  42. 42.
    Padawitz, P.: Computing in Horn Clause Theories, EATCS Monographs on Theoretical Computer Science 16, Springer-Verlag, 1988.Google Scholar
  43. 43.
    Reddy, U.: Rewriting techniques for program synthesis, in N. Dershowitz (ed.), 3rd International Conference on Rewriting Techniques and Applications, LNCS 355, Springer-Verlag, Chapel Hill (USA), 1989, pp. 388–403.Google Scholar
  44. 44.
    Reddy, U.: Term rewriting induction, in M. E. Stickel (ed.), 10th Conference on Automated Deduction, LNCS 449, Springer-Verlag, Kaiserslautern (Germany), July 1990, pp. 162–177.Google Scholar
  45. 45.
    Smith, D.: Derived preconditions and their use in program synthesis, in D. W. Loveland (ed.), 6th Conference on Automated Deduction, LNCS 138, Springer-Verlag, New York (USA), 1982.Google Scholar
  46. 46.
    Traugott, J.: Deductive synthesis of sorting programs, Journal of Symbolic Computation 7 (1989), 533–572.Google Scholar
  47. 47.
    Walther, C.: Argument-bounded algorithms as a basis for automated termination proofs, in E. Lusk and R. Overbeek (eds), 9th Conference on Automated Deduction, LNCS 310, Springer-Verlag, Argonne (USA), May 1988, pp. 602–621.Google Scholar
  48. 48.
    Zhang, H., Kapur, D., and Krishnamoorthy, M. S.: A mechanizable induction principle for equational specifications, in E. Lusk and R. Overbeek (eds), 9th Conference on Automated Deduction, LNCS 310, Springer-Verlag, Argonne (USA), May 1988, pp. 162–181.Google Scholar

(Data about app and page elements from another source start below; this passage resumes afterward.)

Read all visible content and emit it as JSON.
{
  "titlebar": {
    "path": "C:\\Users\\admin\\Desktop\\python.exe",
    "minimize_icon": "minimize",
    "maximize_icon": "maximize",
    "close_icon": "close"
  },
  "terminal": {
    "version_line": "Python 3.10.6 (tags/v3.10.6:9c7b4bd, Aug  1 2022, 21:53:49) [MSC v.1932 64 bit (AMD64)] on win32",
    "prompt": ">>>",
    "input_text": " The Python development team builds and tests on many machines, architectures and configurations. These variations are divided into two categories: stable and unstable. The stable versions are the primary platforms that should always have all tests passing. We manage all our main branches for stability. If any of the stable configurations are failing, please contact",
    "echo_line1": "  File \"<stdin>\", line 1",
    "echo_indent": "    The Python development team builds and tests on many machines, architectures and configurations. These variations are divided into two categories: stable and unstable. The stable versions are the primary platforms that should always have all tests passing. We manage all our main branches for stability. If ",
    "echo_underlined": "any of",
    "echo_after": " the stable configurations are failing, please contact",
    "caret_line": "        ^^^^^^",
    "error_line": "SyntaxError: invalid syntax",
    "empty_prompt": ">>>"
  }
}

Copyright information

© Kluwer Academic Publishers 1998

Authors and Affiliations

  • Jacques Chazarain
    • 1
  • Serge Muller
    • 1
  1. 1.CNRS – Laboratoire I3SUniversity of Nice-Sophia AntipolisValbonneFrance

Personalised recommendations